* _EXERCISE BRIEF_:
Quote the records that follow in full, leaving the pictures out.

* _Dataset rows for apps and sites_:

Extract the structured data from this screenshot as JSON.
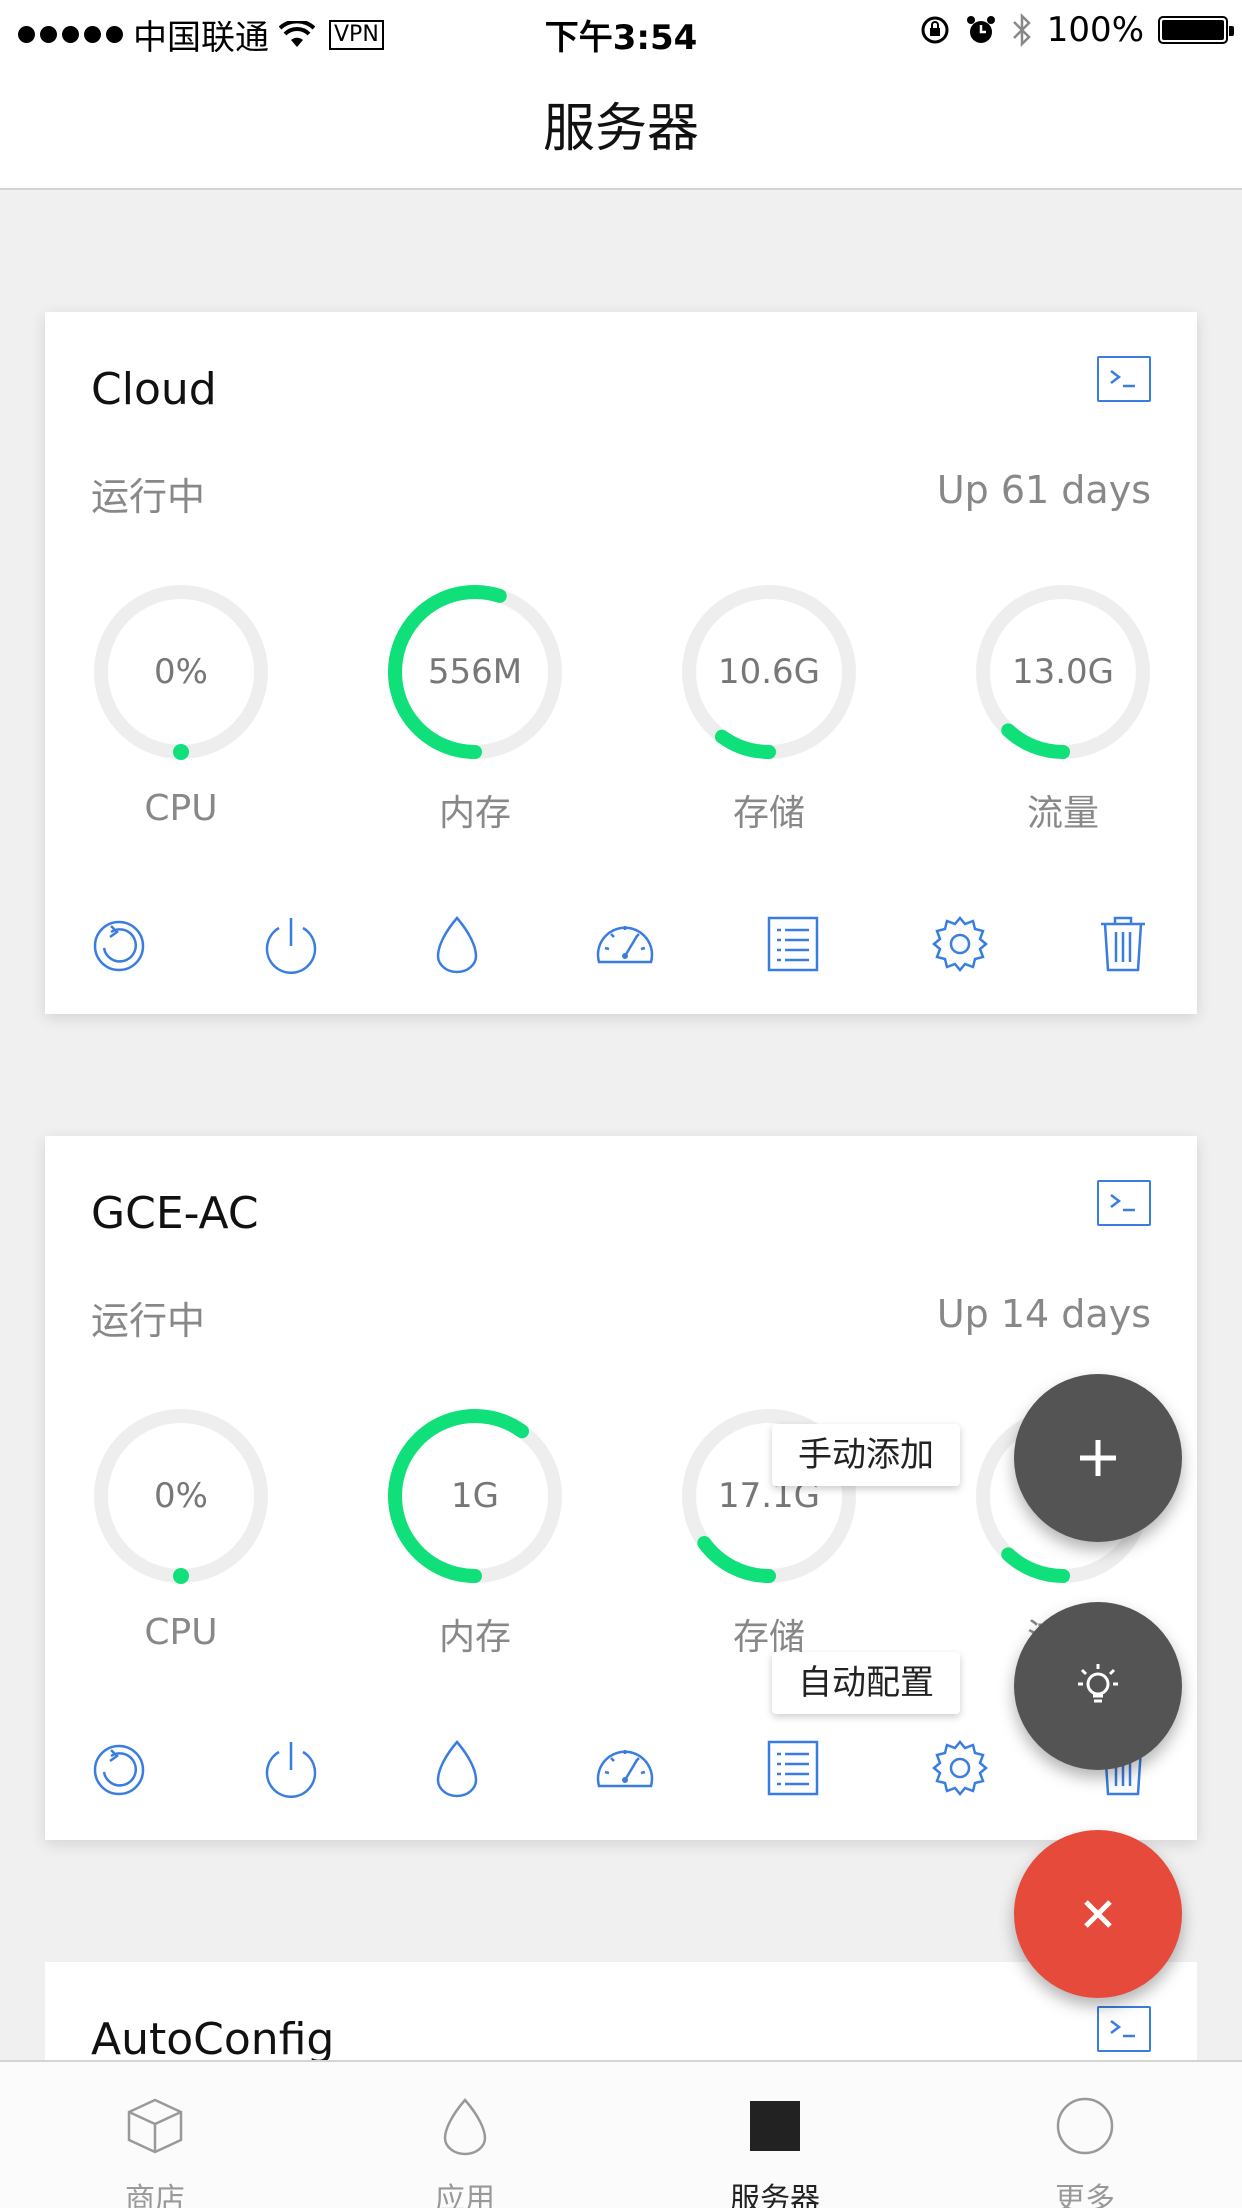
{
  "status_bar": {
    "carrier": "中国联通",
    "vpn": "VPN",
    "time": "下午3:54",
    "battery": "100%"
  },
  "nav": {
    "title": "服务器"
  },
  "servers": [
    {
      "name": "Cloud",
      "status": "运行中",
      "uptime": "Up 61 days",
      "gauges": [
        {
          "value": "0%",
          "label": "CPU",
          "fraction": 0.0
        },
        {
          "value": "556M",
          "label": "内存",
          "fraction": 0.55
        },
        {
          "value": "10.6G",
          "label": "存储",
          "fraction": 0.1
        },
        {
          "value": "13.0G",
          "label": "流量",
          "fraction": 0.12
        }
      ]
    },
    {
      "name": "GCE-AC",
      "status": "运行中",
      "uptime": "Up 14 days",
      "gauges": [
        {
          "value": "0%",
          "label": "CPU",
          "fraction": 0.0
        },
        {
          "value": "1G",
          "label": "内存",
          "fraction": 0.6
        },
        {
          "value": "17.1G",
          "label": "存储",
          "fraction": 0.15
        },
        {
          "value": "",
          "label": "流量",
          "fraction": 0.12
        }
      ]
    },
    {
      "name": "AutoConfig"
    }
  ],
  "actions": [
    "refresh-icon",
    "power-icon",
    "egg-icon",
    "speedometer-icon",
    "list-icon",
    "settings-icon",
    "trash-icon"
  ],
  "fab": {
    "manual_add": "手动添加",
    "auto_config": "自动配置",
    "plus_icon": "plus-icon",
    "bulb_icon": "lightbulb-icon",
    "close_icon": "close-icon"
  },
  "tabs": [
    {
      "label": "商店",
      "icon": "box-icon",
      "active": false
    },
    {
      "label": "应用",
      "icon": "egg-icon",
      "active": false
    },
    {
      "label": "服务器",
      "icon": "square-icon",
      "active": true
    },
    {
      "label": "更多",
      "icon": "circle-icon",
      "active": false
    }
  ],
  "colors": {
    "accent": "#3a7de0",
    "gauge_fill": "#10e07a",
    "gauge_track": "#eeeeee",
    "fab_dark": "#545454",
    "fab_close": "#e64a3b"
  }
}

* _FINISHED EXERCISE_:
Extract the structured data from this screenshot as JSON.
{
  "status_bar": {
    "carrier": "中国联通",
    "vpn": "VPN",
    "time": "下午3:54",
    "battery": "100%"
  },
  "nav": {
    "title": "服务器"
  },
  "servers": [
    {
      "name": "Cloud",
      "status": "运行中",
      "uptime": "Up 61 days",
      "gauges": [
        {
          "value": "0%",
          "label": "CPU",
          "fraction": 0.0
        },
        {
          "value": "556M",
          "label": "内存",
          "fraction": 0.55
        },
        {
          "value": "10.6G",
          "label": "存储",
          "fraction": 0.1
        },
        {
          "value": "13.0G",
          "label": "流量",
          "fraction": 0.12
        }
      ]
    },
    {
      "name": "GCE-AC",
      "status": "运行中",
      "uptime": "Up 14 days",
      "gauges": [
        {
          "value": "0%",
          "label": "CPU",
          "fraction": 0.0
        },
        {
          "value": "1G",
          "label": "内存",
          "fraction": 0.6
        },
        {
          "value": "17.1G",
          "label": "存储",
          "fraction": 0.15
        },
        {
          "value": "",
          "label": "流量",
          "fraction": 0.12
        }
      ]
    },
    {
      "name": "AutoConfig"
    }
  ],
  "actions": [
    "refresh-icon",
    "power-icon",
    "egg-icon",
    "speedometer-icon",
    "list-icon",
    "settings-icon",
    "trash-icon"
  ],
  "fab": {
    "manual_add": "手动添加",
    "auto_config": "自动配置",
    "plus_icon": "plus-icon",
    "bulb_icon": "lightbulb-icon",
    "close_icon": "close-icon"
  },
  "tabs": [
    {
      "label": "商店",
      "icon": "box-icon",
      "active": false
    },
    {
      "label": "应用",
      "icon": "egg-icon",
      "active": false
    },
    {
      "label": "服务器",
      "icon": "square-icon",
      "active": true
    },
    {
      "label": "更多",
      "icon": "circle-icon",
      "active": false
    }
  ],
  "colors": {
    "accent": "#3a7de0",
    "gauge_fill": "#10e07a",
    "gauge_track": "#eeeeee",
    "fab_dark": "#545454",
    "fab_close": "#e64a3b"
  }
}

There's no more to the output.